[Component data from apps and pages]

*** Block opens ***

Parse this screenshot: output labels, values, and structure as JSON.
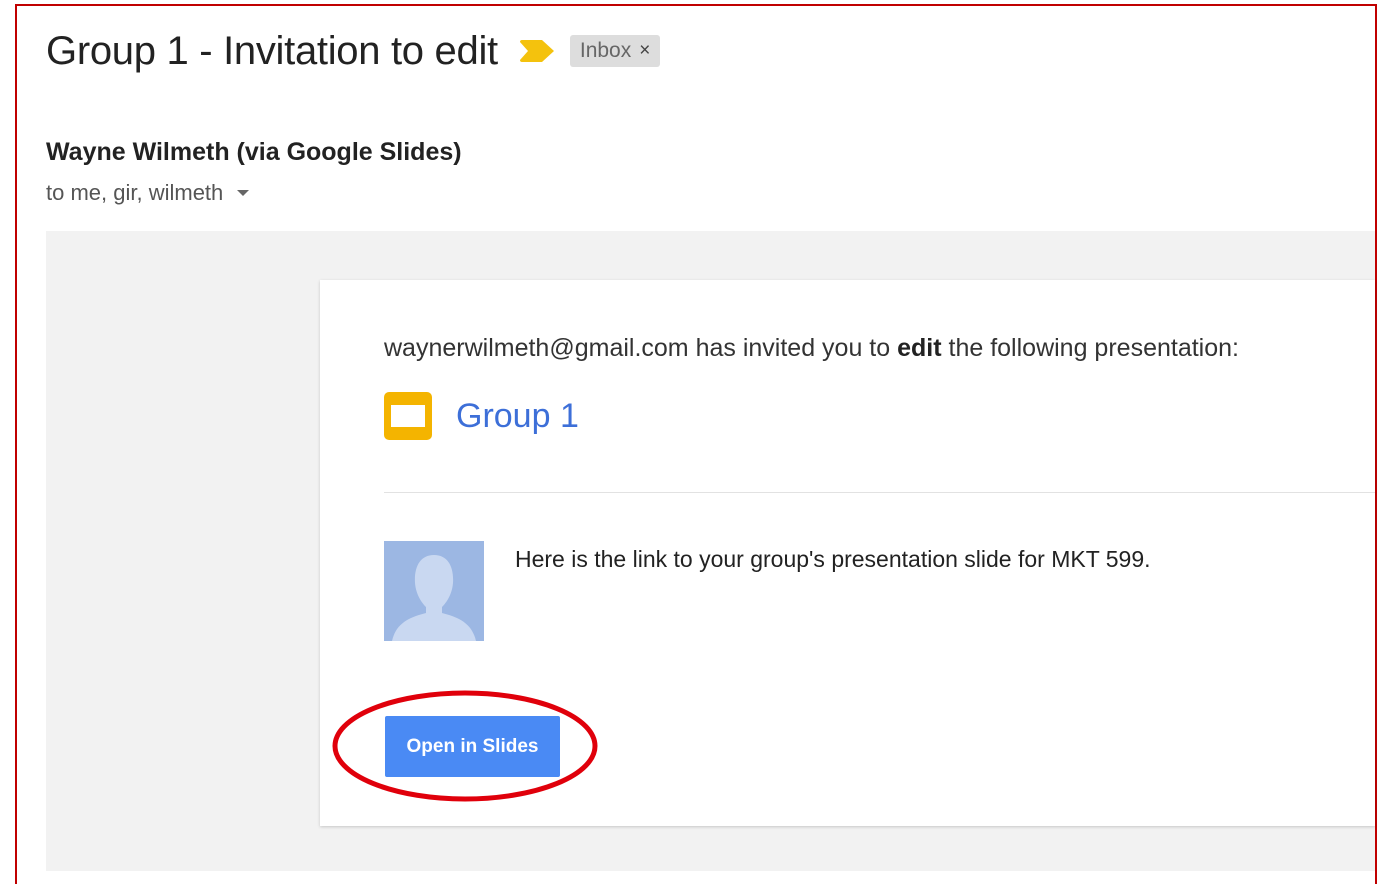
{
  "email": {
    "subject": "Group 1 - Invitation to edit",
    "label": "Inbox",
    "label_remove": "×",
    "sender": "Wayne Wilmeth (via Google Slides)",
    "recipients": "to me, gir, wilmeth"
  },
  "invite": {
    "inviter": "waynerwilmeth@gmail.com",
    "text_before": " has invited you to ",
    "permission": "edit",
    "text_after": " the following presentation:",
    "doc_title": "Group 1",
    "message": "Here is the link to your group's presentation slide for MKT 599.",
    "button_label": "Open in Slides"
  },
  "colors": {
    "importance_marker": "#f4c20d",
    "slides_icon": "#f4b400",
    "link": "#3d6fd8",
    "button": "#4a8af4",
    "highlight_ring": "#e0000b",
    "frame_border": "#c00000"
  },
  "icons": {
    "importance": "importance-marker-icon",
    "label_close": "close-icon",
    "recipients_toggle": "chevron-down-icon",
    "doc": "google-slides-icon",
    "avatar": "default-avatar-icon"
  }
}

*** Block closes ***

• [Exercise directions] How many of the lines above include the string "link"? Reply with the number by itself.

• [Solution for this task] 2